_SUPPLIED DATA_.
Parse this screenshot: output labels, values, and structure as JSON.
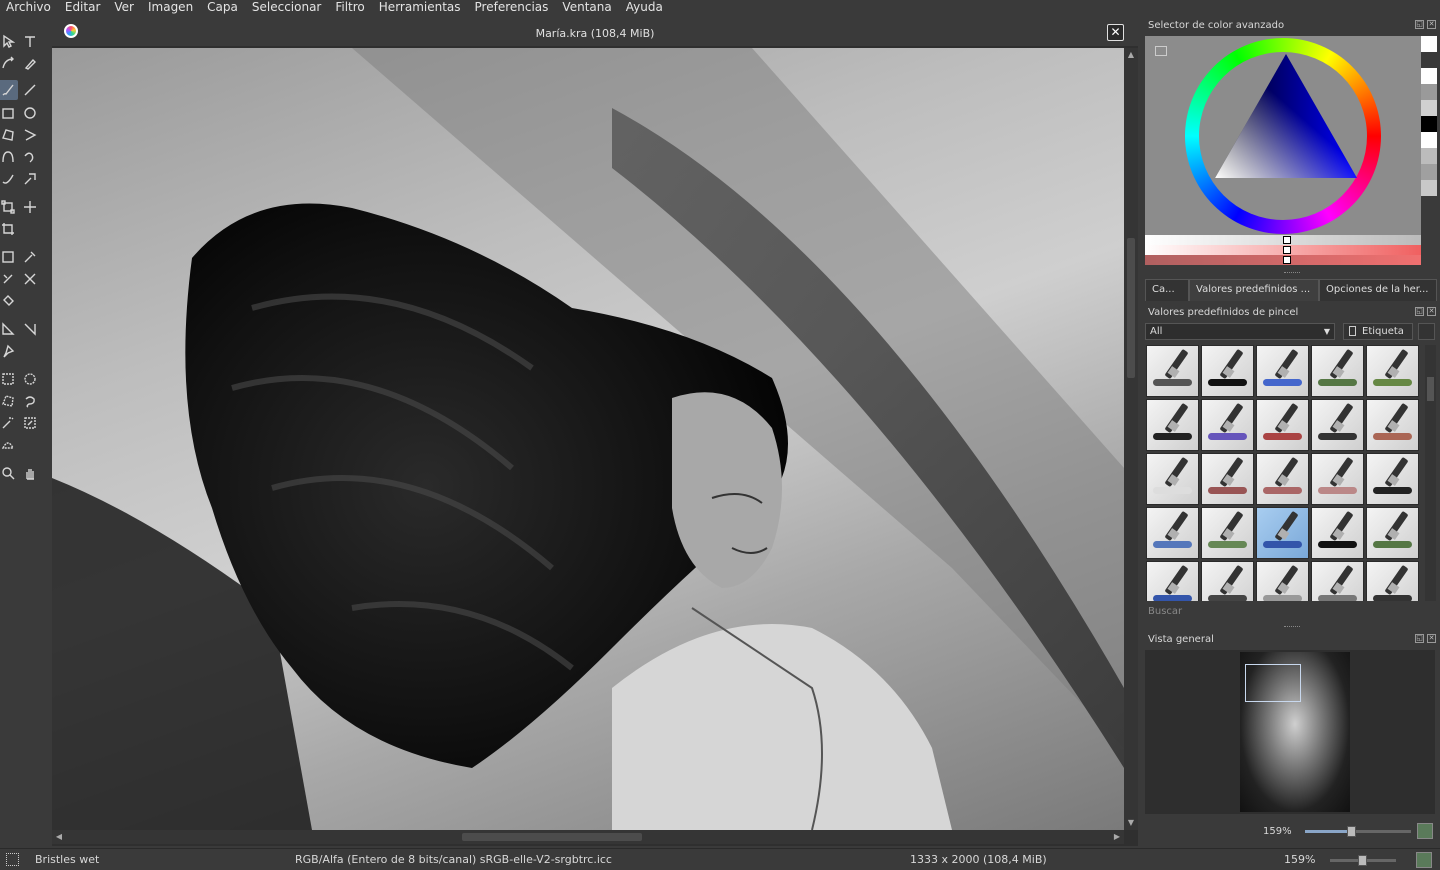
{
  "menu": [
    "Archivo",
    "Editar",
    "Ver",
    "Imagen",
    "Capa",
    "Seleccionar",
    "Filtro",
    "Herramientas",
    "Preferencias",
    "Ventana",
    "Ayuda"
  ],
  "tools": [
    {
      "name": "select-shapes-tool",
      "icon": "arrow-icon"
    },
    {
      "name": "text-tool",
      "icon": "text-icon"
    },
    {
      "name": "edit-shapes-tool",
      "icon": "edit-shapes-icon"
    },
    {
      "name": "calligraphy-tool",
      "icon": "calligraphy-icon"
    },
    {
      "name": "freehand-brush-tool",
      "icon": "brush-icon"
    },
    {
      "name": "line-tool",
      "icon": "line-icon"
    },
    {
      "name": "rectangle-tool",
      "icon": "rectangle-icon"
    },
    {
      "name": "ellipse-tool",
      "icon": "ellipse-icon"
    },
    {
      "name": "polygon-tool",
      "icon": "polygon-icon"
    },
    {
      "name": "polyline-tool",
      "icon": "polyline-icon"
    },
    {
      "name": "bezier-tool",
      "icon": "bezier-icon"
    },
    {
      "name": "freehand-path-tool",
      "icon": "freehand-path-icon"
    },
    {
      "name": "dynamic-brush-tool",
      "icon": "dynamic-brush-icon"
    },
    {
      "name": "multibrush-tool",
      "icon": "multibrush-icon"
    },
    {
      "name": "transform-tool",
      "icon": "transform-icon"
    },
    {
      "name": "move-tool",
      "icon": "move-icon"
    },
    {
      "name": "crop-tool",
      "icon": "crop-icon"
    },
    {
      "name": "gradient-tool",
      "icon": "gradient-icon"
    },
    {
      "name": "color-picker-tool",
      "icon": "eyedropper-icon"
    },
    {
      "name": "colorize-mask-tool",
      "icon": "colorize-icon"
    },
    {
      "name": "smart-patch-tool",
      "icon": "smart-patch-icon"
    },
    {
      "name": "fill-tool",
      "icon": "bucket-icon"
    },
    {
      "name": "assistant-tool",
      "icon": "assistant-icon"
    },
    {
      "name": "measure-tool",
      "icon": "measure-icon"
    },
    {
      "name": "reference-tool",
      "icon": "pin-icon"
    },
    {
      "name": "rect-select-tool",
      "icon": "rect-select-icon"
    },
    {
      "name": "ellipse-select-tool",
      "icon": "ellipse-select-icon"
    },
    {
      "name": "polygon-select-tool",
      "icon": "polygon-select-icon"
    },
    {
      "name": "freehand-select-tool",
      "icon": "lasso-icon"
    },
    {
      "name": "contiguous-select-tool",
      "icon": "magic-wand-icon"
    },
    {
      "name": "similar-select-tool",
      "icon": "similar-select-icon"
    },
    {
      "name": "bezier-select-tool",
      "icon": "bezier-select-icon"
    },
    {
      "name": "zoom-tool",
      "icon": "zoom-icon"
    },
    {
      "name": "pan-tool",
      "icon": "hand-icon"
    }
  ],
  "document": {
    "title": "María.kra (108,4 MiB)",
    "close_label": "✕"
  },
  "color_selector": {
    "title": "Selector de color avanzado",
    "history": [
      "#ffffff",
      "#3a3a3a",
      "#ffffff",
      "#9a9a9a",
      "#d0d0d0",
      "#000000",
      "#ffffff",
      "#bcbcbc",
      "#a0a0a0",
      "#c8c8c8"
    ]
  },
  "tabs": [
    "Ca...",
    "Valores predefinidos ...",
    "Opciones de la her..."
  ],
  "presets": {
    "title": "Valores predefinidos de pincel",
    "filter": "All",
    "tag_label": "Etiqueta",
    "search_label": "Buscar",
    "items": [
      {
        "name": "preset-ink-grey",
        "stroke": "#555555"
      },
      {
        "name": "preset-marker-black",
        "stroke": "#111111"
      },
      {
        "name": "preset-blue-wet",
        "stroke": "#4466cc"
      },
      {
        "name": "preset-green-bristle",
        "stroke": "#557744"
      },
      {
        "name": "preset-green-paint",
        "stroke": "#668844"
      },
      {
        "name": "preset-marker-black-2",
        "stroke": "#222222"
      },
      {
        "name": "preset-marker-purple",
        "stroke": "#6655bb"
      },
      {
        "name": "preset-red-pen",
        "stroke": "#aa4444"
      },
      {
        "name": "preset-dark-bristle",
        "stroke": "#333333"
      },
      {
        "name": "preset-red-smudge",
        "stroke": "#aa6655"
      },
      {
        "name": "preset-white-blend",
        "stroke": "#dddddd"
      },
      {
        "name": "preset-red-bristle",
        "stroke": "#995555"
      },
      {
        "name": "preset-red-texture",
        "stroke": "#aa6666"
      },
      {
        "name": "preset-sponge",
        "stroke": "#bb8888"
      },
      {
        "name": "preset-black-flat",
        "stroke": "#222222"
      },
      {
        "name": "preset-blue-bristles",
        "stroke": "#5577bb"
      },
      {
        "name": "preset-green-flat",
        "stroke": "#668855"
      },
      {
        "name": "preset-blue-selected",
        "stroke": "#3355aa"
      },
      {
        "name": "preset-black-bristle",
        "stroke": "#111111"
      },
      {
        "name": "preset-green-wet",
        "stroke": "#557744"
      },
      {
        "name": "preset-blue-pencil",
        "stroke": "#3355aa"
      },
      {
        "name": "preset-pencil-dark",
        "stroke": "#444444"
      },
      {
        "name": "preset-pencil-light",
        "stroke": "#999999"
      },
      {
        "name": "preset-pencil-grey",
        "stroke": "#777777"
      },
      {
        "name": "preset-pencil-black",
        "stroke": "#333333"
      }
    ]
  },
  "overview": {
    "title": "Vista general",
    "zoom": "159%"
  },
  "status": {
    "brush": "Bristles wet",
    "color_model": "RGB/Alfa (Entero de 8 bits/canal)  sRGB-elle-V2-srgbtrc.icc",
    "dimensions": "1333 x 2000 (108,4 MiB)",
    "zoom": "159%"
  }
}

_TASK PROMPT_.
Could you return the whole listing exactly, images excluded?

_WRITTEN SOLUTION_.
Parse this screenshot: output labels, values, and structure as JSON.
{
  "menu": [
    "Archivo",
    "Editar",
    "Ver",
    "Imagen",
    "Capa",
    "Seleccionar",
    "Filtro",
    "Herramientas",
    "Preferencias",
    "Ventana",
    "Ayuda"
  ],
  "tools": [
    {
      "name": "select-shapes-tool",
      "icon": "arrow-icon"
    },
    {
      "name": "text-tool",
      "icon": "text-icon"
    },
    {
      "name": "edit-shapes-tool",
      "icon": "edit-shapes-icon"
    },
    {
      "name": "calligraphy-tool",
      "icon": "calligraphy-icon"
    },
    {
      "name": "freehand-brush-tool",
      "icon": "brush-icon"
    },
    {
      "name": "line-tool",
      "icon": "line-icon"
    },
    {
      "name": "rectangle-tool",
      "icon": "rectangle-icon"
    },
    {
      "name": "ellipse-tool",
      "icon": "ellipse-icon"
    },
    {
      "name": "polygon-tool",
      "icon": "polygon-icon"
    },
    {
      "name": "polyline-tool",
      "icon": "polyline-icon"
    },
    {
      "name": "bezier-tool",
      "icon": "bezier-icon"
    },
    {
      "name": "freehand-path-tool",
      "icon": "freehand-path-icon"
    },
    {
      "name": "dynamic-brush-tool",
      "icon": "dynamic-brush-icon"
    },
    {
      "name": "multibrush-tool",
      "icon": "multibrush-icon"
    },
    {
      "name": "transform-tool",
      "icon": "transform-icon"
    },
    {
      "name": "move-tool",
      "icon": "move-icon"
    },
    {
      "name": "crop-tool",
      "icon": "crop-icon"
    },
    {
      "name": "gradient-tool",
      "icon": "gradient-icon"
    },
    {
      "name": "color-picker-tool",
      "icon": "eyedropper-icon"
    },
    {
      "name": "colorize-mask-tool",
      "icon": "colorize-icon"
    },
    {
      "name": "smart-patch-tool",
      "icon": "smart-patch-icon"
    },
    {
      "name": "fill-tool",
      "icon": "bucket-icon"
    },
    {
      "name": "assistant-tool",
      "icon": "assistant-icon"
    },
    {
      "name": "measure-tool",
      "icon": "measure-icon"
    },
    {
      "name": "reference-tool",
      "icon": "pin-icon"
    },
    {
      "name": "rect-select-tool",
      "icon": "rect-select-icon"
    },
    {
      "name": "ellipse-select-tool",
      "icon": "ellipse-select-icon"
    },
    {
      "name": "polygon-select-tool",
      "icon": "polygon-select-icon"
    },
    {
      "name": "freehand-select-tool",
      "icon": "lasso-icon"
    },
    {
      "name": "contiguous-select-tool",
      "icon": "magic-wand-icon"
    },
    {
      "name": "similar-select-tool",
      "icon": "similar-select-icon"
    },
    {
      "name": "bezier-select-tool",
      "icon": "bezier-select-icon"
    },
    {
      "name": "zoom-tool",
      "icon": "zoom-icon"
    },
    {
      "name": "pan-tool",
      "icon": "hand-icon"
    }
  ],
  "document": {
    "title": "María.kra (108,4 MiB)",
    "close_label": "✕"
  },
  "color_selector": {
    "title": "Selector de color avanzado",
    "history": [
      "#ffffff",
      "#3a3a3a",
      "#ffffff",
      "#9a9a9a",
      "#d0d0d0",
      "#000000",
      "#ffffff",
      "#bcbcbc",
      "#a0a0a0",
      "#c8c8c8"
    ]
  },
  "tabs": [
    "Ca...",
    "Valores predefinidos ...",
    "Opciones de la her..."
  ],
  "presets": {
    "title": "Valores predefinidos de pincel",
    "filter": "All",
    "tag_label": "Etiqueta",
    "search_label": "Buscar",
    "items": [
      {
        "name": "preset-ink-grey",
        "stroke": "#555555"
      },
      {
        "name": "preset-marker-black",
        "stroke": "#111111"
      },
      {
        "name": "preset-blue-wet",
        "stroke": "#4466cc"
      },
      {
        "name": "preset-green-bristle",
        "stroke": "#557744"
      },
      {
        "name": "preset-green-paint",
        "stroke": "#668844"
      },
      {
        "name": "preset-marker-black-2",
        "stroke": "#222222"
      },
      {
        "name": "preset-marker-purple",
        "stroke": "#6655bb"
      },
      {
        "name": "preset-red-pen",
        "stroke": "#aa4444"
      },
      {
        "name": "preset-dark-bristle",
        "stroke": "#333333"
      },
      {
        "name": "preset-red-smudge",
        "stroke": "#aa6655"
      },
      {
        "name": "preset-white-blend",
        "stroke": "#dddddd"
      },
      {
        "name": "preset-red-bristle",
        "stroke": "#995555"
      },
      {
        "name": "preset-red-texture",
        "stroke": "#aa6666"
      },
      {
        "name": "preset-sponge",
        "stroke": "#bb8888"
      },
      {
        "name": "preset-black-flat",
        "stroke": "#222222"
      },
      {
        "name": "preset-blue-bristles",
        "stroke": "#5577bb"
      },
      {
        "name": "preset-green-flat",
        "stroke": "#668855"
      },
      {
        "name": "preset-blue-selected",
        "stroke": "#3355aa"
      },
      {
        "name": "preset-black-bristle",
        "stroke": "#111111"
      },
      {
        "name": "preset-green-wet",
        "stroke": "#557744"
      },
      {
        "name": "preset-blue-pencil",
        "stroke": "#3355aa"
      },
      {
        "name": "preset-pencil-dark",
        "stroke": "#444444"
      },
      {
        "name": "preset-pencil-light",
        "stroke": "#999999"
      },
      {
        "name": "preset-pencil-grey",
        "stroke": "#777777"
      },
      {
        "name": "preset-pencil-black",
        "stroke": "#333333"
      }
    ]
  },
  "overview": {
    "title": "Vista general",
    "zoom": "159%"
  },
  "status": {
    "brush": "Bristles wet",
    "color_model": "RGB/Alfa (Entero de 8 bits/canal)  sRGB-elle-V2-srgbtrc.icc",
    "dimensions": "1333 x 2000 (108,4 MiB)",
    "zoom": "159%"
  }
}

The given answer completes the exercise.